▸ WHAT THE TASK ASKS
Go through the entries below and pick out every line with "object".

▸ DATA RECORDS
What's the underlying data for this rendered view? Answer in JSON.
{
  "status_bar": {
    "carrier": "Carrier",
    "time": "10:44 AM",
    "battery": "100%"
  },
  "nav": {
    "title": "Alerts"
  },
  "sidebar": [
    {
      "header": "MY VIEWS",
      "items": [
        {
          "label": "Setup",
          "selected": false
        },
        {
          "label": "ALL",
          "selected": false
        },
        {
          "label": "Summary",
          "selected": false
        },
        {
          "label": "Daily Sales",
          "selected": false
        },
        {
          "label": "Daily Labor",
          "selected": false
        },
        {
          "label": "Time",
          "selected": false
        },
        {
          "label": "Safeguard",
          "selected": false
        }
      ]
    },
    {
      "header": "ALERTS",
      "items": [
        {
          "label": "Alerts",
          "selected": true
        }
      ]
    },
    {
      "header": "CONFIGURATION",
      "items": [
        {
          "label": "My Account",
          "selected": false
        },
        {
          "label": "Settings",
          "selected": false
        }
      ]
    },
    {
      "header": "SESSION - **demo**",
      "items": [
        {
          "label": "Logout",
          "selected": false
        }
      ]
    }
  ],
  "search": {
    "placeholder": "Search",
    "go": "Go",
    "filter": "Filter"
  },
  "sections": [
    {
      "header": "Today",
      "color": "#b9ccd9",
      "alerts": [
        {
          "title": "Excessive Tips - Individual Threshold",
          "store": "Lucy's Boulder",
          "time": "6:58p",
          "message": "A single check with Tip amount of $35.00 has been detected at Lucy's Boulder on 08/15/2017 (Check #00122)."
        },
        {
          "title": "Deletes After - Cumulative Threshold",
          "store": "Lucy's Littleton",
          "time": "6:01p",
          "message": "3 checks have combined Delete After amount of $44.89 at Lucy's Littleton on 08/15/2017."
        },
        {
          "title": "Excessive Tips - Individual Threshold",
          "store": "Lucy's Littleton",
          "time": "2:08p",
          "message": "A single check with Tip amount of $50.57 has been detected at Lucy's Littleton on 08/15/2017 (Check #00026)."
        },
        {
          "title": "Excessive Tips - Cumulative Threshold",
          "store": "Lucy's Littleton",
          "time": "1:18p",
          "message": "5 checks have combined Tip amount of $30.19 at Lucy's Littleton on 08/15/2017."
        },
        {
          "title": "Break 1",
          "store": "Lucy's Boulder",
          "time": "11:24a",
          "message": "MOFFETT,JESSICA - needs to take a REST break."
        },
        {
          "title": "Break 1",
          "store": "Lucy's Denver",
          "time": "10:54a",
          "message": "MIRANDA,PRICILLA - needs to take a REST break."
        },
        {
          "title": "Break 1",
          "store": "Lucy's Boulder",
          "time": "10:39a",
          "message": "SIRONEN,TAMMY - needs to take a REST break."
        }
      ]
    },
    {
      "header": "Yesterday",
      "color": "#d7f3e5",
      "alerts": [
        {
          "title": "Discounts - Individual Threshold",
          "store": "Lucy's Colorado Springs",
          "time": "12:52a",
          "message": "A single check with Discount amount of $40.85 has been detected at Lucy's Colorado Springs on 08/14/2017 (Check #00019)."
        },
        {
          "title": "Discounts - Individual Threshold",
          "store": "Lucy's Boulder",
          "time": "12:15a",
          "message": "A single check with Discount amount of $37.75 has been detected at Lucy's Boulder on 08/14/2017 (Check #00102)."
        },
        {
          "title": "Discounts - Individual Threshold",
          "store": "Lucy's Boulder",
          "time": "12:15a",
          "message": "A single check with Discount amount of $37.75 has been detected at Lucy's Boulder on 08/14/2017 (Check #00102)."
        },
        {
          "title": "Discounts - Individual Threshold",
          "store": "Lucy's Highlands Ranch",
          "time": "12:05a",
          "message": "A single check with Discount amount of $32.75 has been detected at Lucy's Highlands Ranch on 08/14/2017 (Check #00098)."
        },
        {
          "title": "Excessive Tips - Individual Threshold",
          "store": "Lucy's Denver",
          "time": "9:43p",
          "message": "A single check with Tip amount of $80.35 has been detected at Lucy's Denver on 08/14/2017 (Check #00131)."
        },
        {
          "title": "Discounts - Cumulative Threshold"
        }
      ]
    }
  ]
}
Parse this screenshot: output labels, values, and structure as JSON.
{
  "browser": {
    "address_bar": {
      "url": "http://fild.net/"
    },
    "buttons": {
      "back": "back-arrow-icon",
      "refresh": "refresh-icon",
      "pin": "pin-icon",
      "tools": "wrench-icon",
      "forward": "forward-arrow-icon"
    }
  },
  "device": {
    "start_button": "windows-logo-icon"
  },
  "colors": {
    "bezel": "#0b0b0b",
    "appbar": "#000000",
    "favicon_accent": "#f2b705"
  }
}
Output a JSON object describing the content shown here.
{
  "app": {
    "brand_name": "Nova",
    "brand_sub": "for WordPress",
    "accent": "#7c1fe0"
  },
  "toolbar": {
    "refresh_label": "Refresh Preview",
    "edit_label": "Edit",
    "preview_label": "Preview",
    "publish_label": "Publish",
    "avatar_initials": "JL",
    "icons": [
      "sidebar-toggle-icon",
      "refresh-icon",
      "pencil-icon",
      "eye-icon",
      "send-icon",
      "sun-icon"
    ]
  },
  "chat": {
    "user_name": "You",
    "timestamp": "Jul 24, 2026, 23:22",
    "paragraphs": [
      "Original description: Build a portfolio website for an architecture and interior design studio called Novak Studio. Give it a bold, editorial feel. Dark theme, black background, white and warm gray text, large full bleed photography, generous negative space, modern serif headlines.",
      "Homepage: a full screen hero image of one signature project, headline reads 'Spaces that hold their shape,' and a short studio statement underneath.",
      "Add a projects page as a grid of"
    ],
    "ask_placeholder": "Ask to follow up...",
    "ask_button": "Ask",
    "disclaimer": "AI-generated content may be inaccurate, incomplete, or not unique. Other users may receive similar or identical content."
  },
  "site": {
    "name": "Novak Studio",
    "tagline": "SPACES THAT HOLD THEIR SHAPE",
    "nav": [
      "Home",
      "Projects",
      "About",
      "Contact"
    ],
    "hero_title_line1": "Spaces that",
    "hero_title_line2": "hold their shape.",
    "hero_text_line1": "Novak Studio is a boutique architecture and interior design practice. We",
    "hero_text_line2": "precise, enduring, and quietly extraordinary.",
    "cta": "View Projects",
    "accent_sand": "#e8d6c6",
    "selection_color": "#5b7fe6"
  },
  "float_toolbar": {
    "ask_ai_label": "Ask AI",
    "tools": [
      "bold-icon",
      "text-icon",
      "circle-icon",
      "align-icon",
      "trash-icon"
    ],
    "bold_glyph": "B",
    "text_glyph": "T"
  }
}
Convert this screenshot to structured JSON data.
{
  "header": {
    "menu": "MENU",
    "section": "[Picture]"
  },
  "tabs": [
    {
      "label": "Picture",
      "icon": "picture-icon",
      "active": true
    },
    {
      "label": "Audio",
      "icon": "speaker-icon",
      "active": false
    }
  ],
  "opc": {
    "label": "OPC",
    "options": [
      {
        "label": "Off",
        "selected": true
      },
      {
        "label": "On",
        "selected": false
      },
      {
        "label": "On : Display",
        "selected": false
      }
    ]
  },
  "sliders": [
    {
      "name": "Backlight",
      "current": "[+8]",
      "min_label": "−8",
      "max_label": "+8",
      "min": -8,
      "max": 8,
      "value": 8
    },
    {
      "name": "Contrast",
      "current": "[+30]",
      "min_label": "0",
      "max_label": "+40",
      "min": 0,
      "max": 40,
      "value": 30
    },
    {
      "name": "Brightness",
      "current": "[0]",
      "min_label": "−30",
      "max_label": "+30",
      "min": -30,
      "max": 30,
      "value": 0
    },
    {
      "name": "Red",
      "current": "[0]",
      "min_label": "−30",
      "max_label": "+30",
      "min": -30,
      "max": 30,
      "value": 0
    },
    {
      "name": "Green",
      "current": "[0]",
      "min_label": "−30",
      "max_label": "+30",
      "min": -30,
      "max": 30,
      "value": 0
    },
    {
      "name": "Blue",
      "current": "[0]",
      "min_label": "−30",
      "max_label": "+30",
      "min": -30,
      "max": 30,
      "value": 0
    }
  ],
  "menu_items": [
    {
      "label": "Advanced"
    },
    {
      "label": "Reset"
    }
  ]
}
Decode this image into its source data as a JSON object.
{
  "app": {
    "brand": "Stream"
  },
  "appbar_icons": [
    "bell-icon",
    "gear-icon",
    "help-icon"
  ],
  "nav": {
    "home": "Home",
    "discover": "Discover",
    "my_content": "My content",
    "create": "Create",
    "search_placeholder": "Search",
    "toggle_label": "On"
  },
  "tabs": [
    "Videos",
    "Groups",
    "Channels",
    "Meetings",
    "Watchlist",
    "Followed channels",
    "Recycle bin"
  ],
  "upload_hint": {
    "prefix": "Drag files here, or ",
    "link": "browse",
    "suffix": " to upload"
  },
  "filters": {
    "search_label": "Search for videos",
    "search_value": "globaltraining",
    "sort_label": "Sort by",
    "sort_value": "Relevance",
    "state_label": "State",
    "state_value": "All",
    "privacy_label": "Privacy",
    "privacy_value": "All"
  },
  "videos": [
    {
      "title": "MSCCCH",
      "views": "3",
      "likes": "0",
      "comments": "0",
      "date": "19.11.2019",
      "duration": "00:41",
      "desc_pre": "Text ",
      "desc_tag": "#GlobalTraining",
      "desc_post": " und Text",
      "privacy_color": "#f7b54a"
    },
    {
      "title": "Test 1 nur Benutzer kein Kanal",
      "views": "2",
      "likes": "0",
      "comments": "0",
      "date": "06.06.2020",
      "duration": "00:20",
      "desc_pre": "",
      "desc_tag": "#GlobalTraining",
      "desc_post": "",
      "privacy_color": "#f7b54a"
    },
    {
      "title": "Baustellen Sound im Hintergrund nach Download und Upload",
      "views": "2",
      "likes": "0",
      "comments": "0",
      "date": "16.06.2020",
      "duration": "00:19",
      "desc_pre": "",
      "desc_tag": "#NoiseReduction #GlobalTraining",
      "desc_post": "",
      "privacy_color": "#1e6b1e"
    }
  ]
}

▸ ANSWER SECTION
Output a JSON object describing the content shown here.
Decode this image into its source data as a JSON object.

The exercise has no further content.